The fulfillment my colleagues felt by the completion of our degrees evaded me. I found myself cynically stating how unimportant it all was and how little our academic achievements actually said about us as people.

“It’s all so superficial,” I stated, without considering how hurtful the words might be to others. I also murmured similar sentiments at the completion of my master’s degree.

But in truth, I said these things only because I was hurting.

I was filled with anger and envy at those whose mothers were still around and mistakenly held the idea that every one of them took their mothers for granted.

But as the storm calmed, in the midst of my grief, I made a discovery.

When I asked myself who had fulfilled motherly duties in my life, I comprised a list of people.

It began with my father, my sister, my godmother, my mother’s best friend and cousin.

These were the people who had acted like mothers to me. They attended important ceremonies, they counseled me and they showed me the unconditional love which is considered so characteristic of motherhood.

It was then that I realized the key to overcoming my feelings of loss was deep and authentic thankfulness.

If we cannot easily affirm (as was in my case) the value of what or who we have lost. We can affirm the value of what and who we still have.

In this process, we may begin to transform our grief into something much more powerful: gratitude.

Instead of remorse and anger at what we have lost, we may begin to celebrate the depth and meaning of our past experiences and relationships, and the richness of those in the present.

For something to inspire so much pain for us to go without, it must have, at one time, been something we cherished. If we work to appreciate this fact, we may temper feelings of distress with thanks.

We may also come to recognize the meaningful ways grief oddly endows us.

For in experiencing grief, we are privileged in our relationships with others. We are given a special way of relating to others in the face of adversity and loss.

In relating to them in this way, we get an opportunity to take some tiny fraction of the weight of loss off their shoulders, and ease -- however slightly -- the pain we all suffer.

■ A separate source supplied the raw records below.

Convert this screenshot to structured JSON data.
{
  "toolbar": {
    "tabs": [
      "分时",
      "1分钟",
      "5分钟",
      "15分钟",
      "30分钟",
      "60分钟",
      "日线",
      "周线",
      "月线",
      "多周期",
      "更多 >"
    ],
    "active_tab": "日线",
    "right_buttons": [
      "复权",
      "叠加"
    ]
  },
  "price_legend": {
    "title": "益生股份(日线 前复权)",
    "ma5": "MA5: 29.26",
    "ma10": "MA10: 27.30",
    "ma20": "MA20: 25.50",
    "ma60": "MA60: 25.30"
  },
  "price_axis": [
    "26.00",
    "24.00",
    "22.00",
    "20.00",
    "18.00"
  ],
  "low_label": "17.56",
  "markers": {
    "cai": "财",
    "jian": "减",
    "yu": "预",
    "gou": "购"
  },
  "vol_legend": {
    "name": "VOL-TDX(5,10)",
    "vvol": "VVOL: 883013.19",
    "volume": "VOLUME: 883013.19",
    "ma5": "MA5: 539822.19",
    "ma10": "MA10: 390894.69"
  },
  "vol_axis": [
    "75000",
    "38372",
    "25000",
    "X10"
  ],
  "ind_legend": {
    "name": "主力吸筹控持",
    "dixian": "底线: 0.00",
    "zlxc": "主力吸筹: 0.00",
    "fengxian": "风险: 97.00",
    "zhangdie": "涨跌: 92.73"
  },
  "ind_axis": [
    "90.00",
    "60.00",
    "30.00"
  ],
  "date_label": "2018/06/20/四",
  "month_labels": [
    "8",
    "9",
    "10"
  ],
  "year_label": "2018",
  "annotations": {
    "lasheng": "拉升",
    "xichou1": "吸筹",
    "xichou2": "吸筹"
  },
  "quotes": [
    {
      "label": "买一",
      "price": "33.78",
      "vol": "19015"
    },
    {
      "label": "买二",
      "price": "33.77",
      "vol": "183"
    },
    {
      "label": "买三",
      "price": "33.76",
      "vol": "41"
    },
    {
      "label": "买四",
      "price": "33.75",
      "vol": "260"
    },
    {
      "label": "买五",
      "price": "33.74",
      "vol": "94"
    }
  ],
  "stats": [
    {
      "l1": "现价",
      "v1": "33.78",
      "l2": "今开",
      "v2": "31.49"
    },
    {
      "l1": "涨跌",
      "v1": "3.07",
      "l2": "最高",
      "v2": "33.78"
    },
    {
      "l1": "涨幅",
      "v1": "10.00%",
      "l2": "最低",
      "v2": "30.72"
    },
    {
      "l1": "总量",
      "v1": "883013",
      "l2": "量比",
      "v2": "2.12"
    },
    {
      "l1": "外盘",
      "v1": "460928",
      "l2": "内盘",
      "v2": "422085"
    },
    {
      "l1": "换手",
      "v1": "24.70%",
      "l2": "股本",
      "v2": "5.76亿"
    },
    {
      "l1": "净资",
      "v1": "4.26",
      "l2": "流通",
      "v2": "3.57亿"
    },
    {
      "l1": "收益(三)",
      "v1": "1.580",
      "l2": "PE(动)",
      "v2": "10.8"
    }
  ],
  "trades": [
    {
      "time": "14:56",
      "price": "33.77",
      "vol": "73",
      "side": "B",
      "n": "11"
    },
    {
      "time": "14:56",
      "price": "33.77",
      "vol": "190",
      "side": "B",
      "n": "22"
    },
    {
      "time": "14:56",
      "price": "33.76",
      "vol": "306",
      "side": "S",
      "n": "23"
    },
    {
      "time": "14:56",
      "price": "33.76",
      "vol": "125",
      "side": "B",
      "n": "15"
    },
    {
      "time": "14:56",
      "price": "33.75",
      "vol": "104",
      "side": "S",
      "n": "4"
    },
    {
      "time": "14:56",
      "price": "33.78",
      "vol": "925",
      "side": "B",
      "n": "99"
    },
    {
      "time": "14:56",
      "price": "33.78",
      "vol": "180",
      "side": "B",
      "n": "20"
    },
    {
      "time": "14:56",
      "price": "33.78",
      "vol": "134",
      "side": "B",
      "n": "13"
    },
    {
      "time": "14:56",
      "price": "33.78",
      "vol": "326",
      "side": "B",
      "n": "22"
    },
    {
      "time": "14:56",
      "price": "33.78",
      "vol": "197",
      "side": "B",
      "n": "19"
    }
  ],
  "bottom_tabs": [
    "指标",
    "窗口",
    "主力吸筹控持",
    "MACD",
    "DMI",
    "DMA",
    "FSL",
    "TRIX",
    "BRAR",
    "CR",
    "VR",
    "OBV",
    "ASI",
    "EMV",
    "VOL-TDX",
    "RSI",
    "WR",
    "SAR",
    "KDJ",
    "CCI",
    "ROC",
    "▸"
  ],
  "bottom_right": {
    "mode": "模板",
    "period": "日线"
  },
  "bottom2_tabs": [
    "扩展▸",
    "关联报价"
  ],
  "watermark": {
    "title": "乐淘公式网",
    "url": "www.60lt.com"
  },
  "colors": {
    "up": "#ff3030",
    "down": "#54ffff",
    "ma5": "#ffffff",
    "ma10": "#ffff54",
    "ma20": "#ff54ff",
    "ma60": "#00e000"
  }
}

This ability to do something good with one’s grief -- to be able to offer deeply-rooted understanding and support to those suffering similar circumstances to one’s own -- bears a markedly beneficial quality.

Then, at least some good can bloom through grieving, if it is good grieving we practice.

If we can transform our grief into gratitude. When we refuse to allow grief to harden us in anger or resentment, the battle is already partly won.

In moments, we may feel tempted to despair or self-pity. Let us remember the potential good of grieving, and allow it -- along with a complex kind of gratitude -- to restore a sense of worthiness in ourselves.

We have to remind ourselves, however gradually, that we are worthy of healing.

We are worthy of the good health, happiness and love that appears to be under attack throughout the process of grieving.

Grieving loss is an inevitable struggle we all must eventually face. But it's far easier if we go into it armed with the recognition that our grief can eventually lead us to do good.

We should not merely wish away a life touched by grief.

But in the spirit of John Raines: “Let us wish for one another instead a strange gift, 0ne that is often recognized as a gift only in retrospect. Let us wish for one another the gift of good grieving.”